### Records to process ###

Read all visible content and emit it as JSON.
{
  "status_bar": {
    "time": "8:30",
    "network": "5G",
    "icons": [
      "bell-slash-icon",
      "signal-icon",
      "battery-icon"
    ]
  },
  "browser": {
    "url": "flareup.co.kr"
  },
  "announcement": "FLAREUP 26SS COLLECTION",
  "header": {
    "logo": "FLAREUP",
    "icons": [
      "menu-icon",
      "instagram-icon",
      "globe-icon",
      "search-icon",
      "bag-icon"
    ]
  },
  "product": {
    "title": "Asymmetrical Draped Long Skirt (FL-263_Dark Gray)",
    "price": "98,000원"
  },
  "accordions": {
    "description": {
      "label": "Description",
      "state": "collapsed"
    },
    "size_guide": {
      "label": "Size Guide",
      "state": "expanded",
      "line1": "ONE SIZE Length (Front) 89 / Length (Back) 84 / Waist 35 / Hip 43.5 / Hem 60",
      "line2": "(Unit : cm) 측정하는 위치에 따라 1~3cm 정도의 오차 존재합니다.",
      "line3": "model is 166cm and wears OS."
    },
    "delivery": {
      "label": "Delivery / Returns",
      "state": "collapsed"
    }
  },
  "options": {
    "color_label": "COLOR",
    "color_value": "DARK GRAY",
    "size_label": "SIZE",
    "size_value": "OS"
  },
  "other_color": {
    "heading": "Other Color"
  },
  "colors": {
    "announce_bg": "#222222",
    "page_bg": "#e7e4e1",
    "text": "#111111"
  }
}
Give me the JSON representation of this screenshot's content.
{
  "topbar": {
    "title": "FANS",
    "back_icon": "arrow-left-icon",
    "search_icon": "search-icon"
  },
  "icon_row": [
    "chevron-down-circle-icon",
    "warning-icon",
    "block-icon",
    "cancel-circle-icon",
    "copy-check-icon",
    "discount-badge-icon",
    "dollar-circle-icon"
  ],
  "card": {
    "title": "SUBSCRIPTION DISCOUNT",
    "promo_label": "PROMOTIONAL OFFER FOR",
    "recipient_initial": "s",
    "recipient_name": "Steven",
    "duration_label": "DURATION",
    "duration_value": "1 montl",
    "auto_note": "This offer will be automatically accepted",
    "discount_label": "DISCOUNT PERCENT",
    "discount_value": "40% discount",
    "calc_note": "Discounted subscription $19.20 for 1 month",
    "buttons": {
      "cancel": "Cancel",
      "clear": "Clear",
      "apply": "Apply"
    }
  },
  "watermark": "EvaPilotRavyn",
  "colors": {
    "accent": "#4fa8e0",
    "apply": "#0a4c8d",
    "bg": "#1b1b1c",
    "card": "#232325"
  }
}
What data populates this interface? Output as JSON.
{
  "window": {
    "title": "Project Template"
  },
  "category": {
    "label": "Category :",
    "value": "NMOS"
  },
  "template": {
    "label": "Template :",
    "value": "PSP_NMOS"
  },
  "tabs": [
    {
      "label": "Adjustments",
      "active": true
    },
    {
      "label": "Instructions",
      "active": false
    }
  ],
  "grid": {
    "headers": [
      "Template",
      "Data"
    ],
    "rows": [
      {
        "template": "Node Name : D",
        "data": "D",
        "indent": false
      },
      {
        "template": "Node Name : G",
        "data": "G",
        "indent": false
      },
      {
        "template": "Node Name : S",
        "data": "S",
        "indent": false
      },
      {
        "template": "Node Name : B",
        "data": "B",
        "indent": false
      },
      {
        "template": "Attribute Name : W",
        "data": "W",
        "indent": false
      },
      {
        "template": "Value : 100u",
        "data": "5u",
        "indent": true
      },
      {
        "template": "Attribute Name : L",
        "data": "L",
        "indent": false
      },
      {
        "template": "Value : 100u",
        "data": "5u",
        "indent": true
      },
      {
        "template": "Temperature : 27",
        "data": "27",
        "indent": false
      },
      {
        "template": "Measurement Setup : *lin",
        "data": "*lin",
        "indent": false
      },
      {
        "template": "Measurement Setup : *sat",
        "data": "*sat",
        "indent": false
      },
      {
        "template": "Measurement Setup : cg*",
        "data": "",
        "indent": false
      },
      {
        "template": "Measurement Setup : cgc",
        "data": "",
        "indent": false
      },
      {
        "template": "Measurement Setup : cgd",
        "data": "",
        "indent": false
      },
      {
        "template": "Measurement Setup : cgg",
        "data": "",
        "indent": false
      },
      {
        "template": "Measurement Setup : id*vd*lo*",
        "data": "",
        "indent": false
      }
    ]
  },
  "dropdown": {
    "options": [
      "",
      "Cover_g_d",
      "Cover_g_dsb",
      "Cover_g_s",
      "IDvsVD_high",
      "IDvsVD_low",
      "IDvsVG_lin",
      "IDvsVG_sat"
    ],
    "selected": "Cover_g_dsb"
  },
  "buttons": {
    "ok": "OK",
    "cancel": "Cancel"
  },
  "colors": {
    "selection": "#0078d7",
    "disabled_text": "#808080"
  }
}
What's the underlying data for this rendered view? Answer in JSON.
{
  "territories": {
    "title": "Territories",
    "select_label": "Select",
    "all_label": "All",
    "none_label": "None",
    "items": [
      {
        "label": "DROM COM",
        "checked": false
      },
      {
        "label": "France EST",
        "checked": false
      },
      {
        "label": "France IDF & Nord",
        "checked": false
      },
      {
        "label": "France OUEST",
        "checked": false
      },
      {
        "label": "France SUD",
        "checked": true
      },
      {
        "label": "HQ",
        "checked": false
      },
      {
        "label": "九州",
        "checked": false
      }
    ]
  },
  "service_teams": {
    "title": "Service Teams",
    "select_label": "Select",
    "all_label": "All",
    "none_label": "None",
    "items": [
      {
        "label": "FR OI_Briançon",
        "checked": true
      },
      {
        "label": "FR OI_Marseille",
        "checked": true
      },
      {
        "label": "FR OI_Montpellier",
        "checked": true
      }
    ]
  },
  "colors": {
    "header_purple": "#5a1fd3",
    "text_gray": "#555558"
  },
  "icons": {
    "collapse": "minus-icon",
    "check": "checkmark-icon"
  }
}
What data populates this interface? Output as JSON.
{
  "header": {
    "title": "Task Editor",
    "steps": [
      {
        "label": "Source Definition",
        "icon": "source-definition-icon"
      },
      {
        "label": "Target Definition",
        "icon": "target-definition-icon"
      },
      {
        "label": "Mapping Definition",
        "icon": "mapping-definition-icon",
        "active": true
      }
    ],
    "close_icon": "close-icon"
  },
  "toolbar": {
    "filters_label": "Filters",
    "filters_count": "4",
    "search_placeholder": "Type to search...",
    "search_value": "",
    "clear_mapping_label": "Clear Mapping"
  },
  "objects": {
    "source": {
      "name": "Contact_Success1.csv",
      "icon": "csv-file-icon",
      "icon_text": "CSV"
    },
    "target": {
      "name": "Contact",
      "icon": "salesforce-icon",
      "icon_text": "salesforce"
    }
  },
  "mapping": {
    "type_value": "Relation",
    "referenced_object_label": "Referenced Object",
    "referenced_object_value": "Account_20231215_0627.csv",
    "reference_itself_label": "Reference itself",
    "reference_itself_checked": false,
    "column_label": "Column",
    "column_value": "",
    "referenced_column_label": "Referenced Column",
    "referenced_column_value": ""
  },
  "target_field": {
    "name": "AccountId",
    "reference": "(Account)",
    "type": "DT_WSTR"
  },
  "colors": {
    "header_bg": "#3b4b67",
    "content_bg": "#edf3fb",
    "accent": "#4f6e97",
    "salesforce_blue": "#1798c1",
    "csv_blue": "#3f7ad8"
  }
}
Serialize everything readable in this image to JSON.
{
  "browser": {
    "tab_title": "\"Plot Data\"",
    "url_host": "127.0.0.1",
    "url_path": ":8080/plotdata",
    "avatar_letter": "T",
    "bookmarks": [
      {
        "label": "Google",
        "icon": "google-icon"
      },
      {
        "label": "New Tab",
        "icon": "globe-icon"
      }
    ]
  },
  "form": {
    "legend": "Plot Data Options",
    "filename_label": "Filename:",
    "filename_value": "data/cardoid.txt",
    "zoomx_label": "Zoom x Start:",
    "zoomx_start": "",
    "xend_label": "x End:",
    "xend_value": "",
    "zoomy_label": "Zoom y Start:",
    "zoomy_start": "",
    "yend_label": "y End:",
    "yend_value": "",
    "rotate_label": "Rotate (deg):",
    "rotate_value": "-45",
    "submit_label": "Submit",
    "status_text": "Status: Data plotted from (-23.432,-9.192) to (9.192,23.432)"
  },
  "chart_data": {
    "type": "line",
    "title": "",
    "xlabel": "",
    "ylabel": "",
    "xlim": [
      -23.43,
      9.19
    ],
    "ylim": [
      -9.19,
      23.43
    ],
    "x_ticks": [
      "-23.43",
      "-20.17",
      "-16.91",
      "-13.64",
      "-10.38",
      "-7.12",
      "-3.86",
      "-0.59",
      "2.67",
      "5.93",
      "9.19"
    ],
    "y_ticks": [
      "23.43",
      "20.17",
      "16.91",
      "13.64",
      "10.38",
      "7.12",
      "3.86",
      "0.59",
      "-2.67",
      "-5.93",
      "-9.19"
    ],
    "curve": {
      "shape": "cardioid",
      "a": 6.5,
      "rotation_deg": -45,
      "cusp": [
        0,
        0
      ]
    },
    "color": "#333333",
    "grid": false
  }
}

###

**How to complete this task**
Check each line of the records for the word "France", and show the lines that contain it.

**Task output**
        "label": "France EST",
        "label": "France IDF & Nord",
        "label": "France OUEST",
        "label": "France SUD",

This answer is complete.